When I was younger, in the late eighties, “matching” was where it was at. I matched my (roll down) socks to my top. And my earrings. And my eye shadow. I loved to match.
The seeds of matching were planted in me young.
Dresses courtesy Marks & Spencer – looks like around 1981/2
I’m the one on the right, with the haircut like a Mario Bros mushroom and the Hello Kitty bag. Please note how my sister and I are some 30 years plus fashion forward, rocking the sandal and sock look.
Somewhere along the way matching lost its credentials. “Too Matchy Matchy” is a scathing fashion insult. Black bag no longer means black shoes. You can clash prints, red & pink, black & navy – the list is endless. The less you match the better. I can no more imagine wearing pink eyeshadow (which is supposed to “wake-up” your eyes in incidentally) because I’m wearing a pink top, than I can imagine wearing 4 different colour roll down stocking socks, 2 on each foot. And yet once upon a time I wore it all. Together.

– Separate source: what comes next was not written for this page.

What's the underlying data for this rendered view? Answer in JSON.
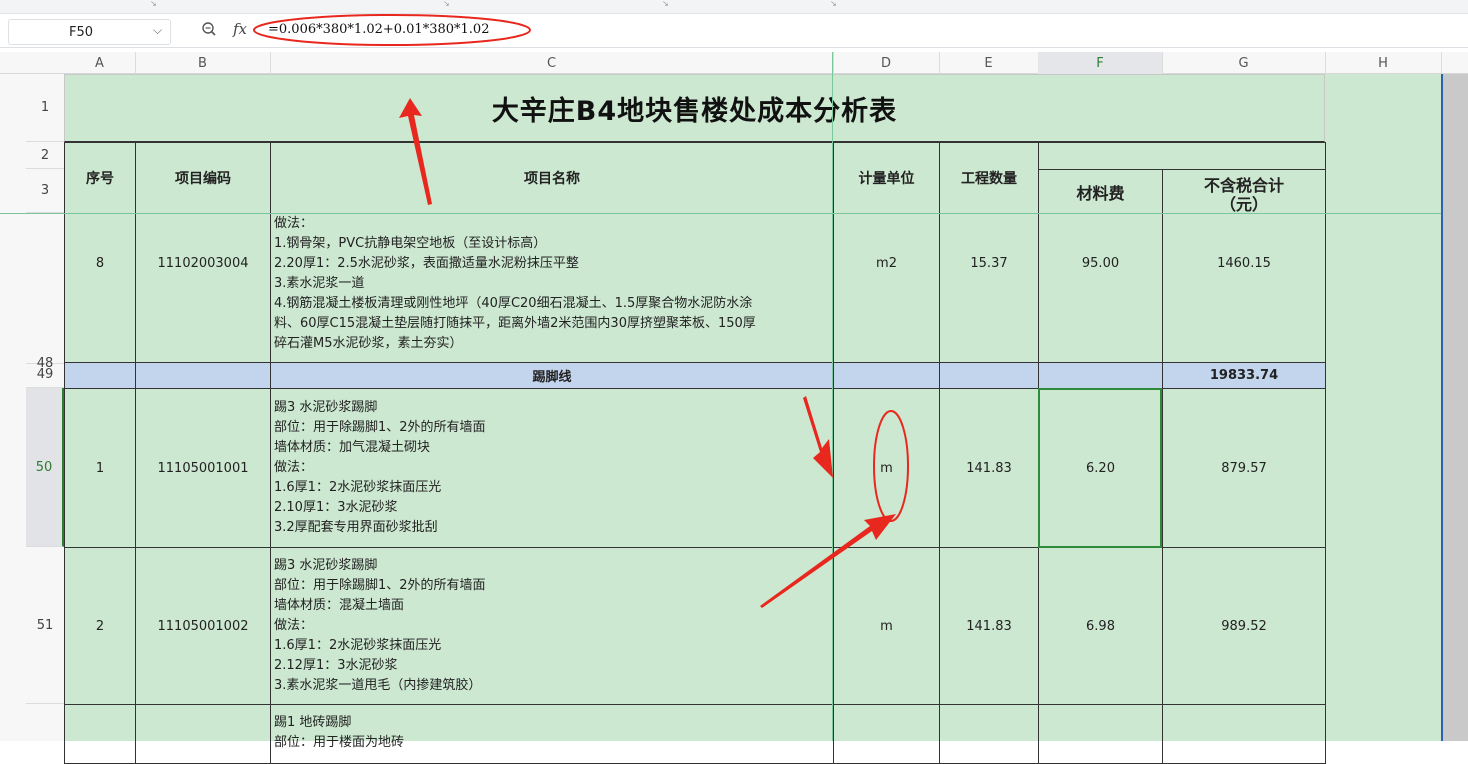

I tend not to dress my kids in matching clothes either. This is not because I have something against it. It’s more that when you have 4 kids of the same gender, and are passing down clothes, you get sick of them. The last thing you need is for your son to finally grow out of the green Seed t-shirt with the the map print dog, and low and behold, there is the next size up waiting for him. I never want to see those dog t-shirts again. Sorry Seed. They did look quite cute at the time.
But today I went against my grain and bought Master 6 and Baby N matching tracksuit pants. Both needed a pair, I really liked the print, I didn’t want to spend Baby N’s limited pram
patience hunting for another pair I liked…..and I knew Master N would get a kick out of it. I was right. He is thrilled. It will be 5 years before Baby N wears the size 6 pants – I think that’s
plenty of time for me to forget about them and like them again.
Jack and Milly tracksuit pants from Myer
Unlike my mother, whose motives I assume were intentional (I can’t imagine any other scenario where we could all wind up in the same dress), what I DO tend to do is unintentionally dress myself and my boys matching. I dress myself first; there is a mood that contributes to my choice, or a look i am trying to achieve. When I lay my kids’ clothes out, subconsciously that aesthetic is lodged in my brain. It is embarrassingly not uncommon for people to say to me “oh cute you match!” And I will look at myself and my offspring both dressed in Breton stripes and grey denim and realise, indeed we do.
It happened again this morning, again without me even thinking about it. I put on my long grey Maison Scotch dress, and, to break it up a bit, added my white furry gilet.
I had a few things to do at school (check lost property, uniform shop, visit beloved ex-pre-school teacher) and cogniscent of the apparent SUB ZERO morning temperatures in Dover Heights, I popped a Seed white fluffy bunny (it has ears) snow suit over Baby N’s pyjamas, to keep him cosy in the icy winds. Our school, I swear, is 5 degrees colder than the rest of Sydney. So there we were, both in white faux fur, without me even noticing. Until it was pointed out.
I bought a school jacket too today. For my son. I don’t have as much to say about that, though it is in keeping with the theme. Uniform is about as matchy-matchy as you can get.
XOXO Shopping Girl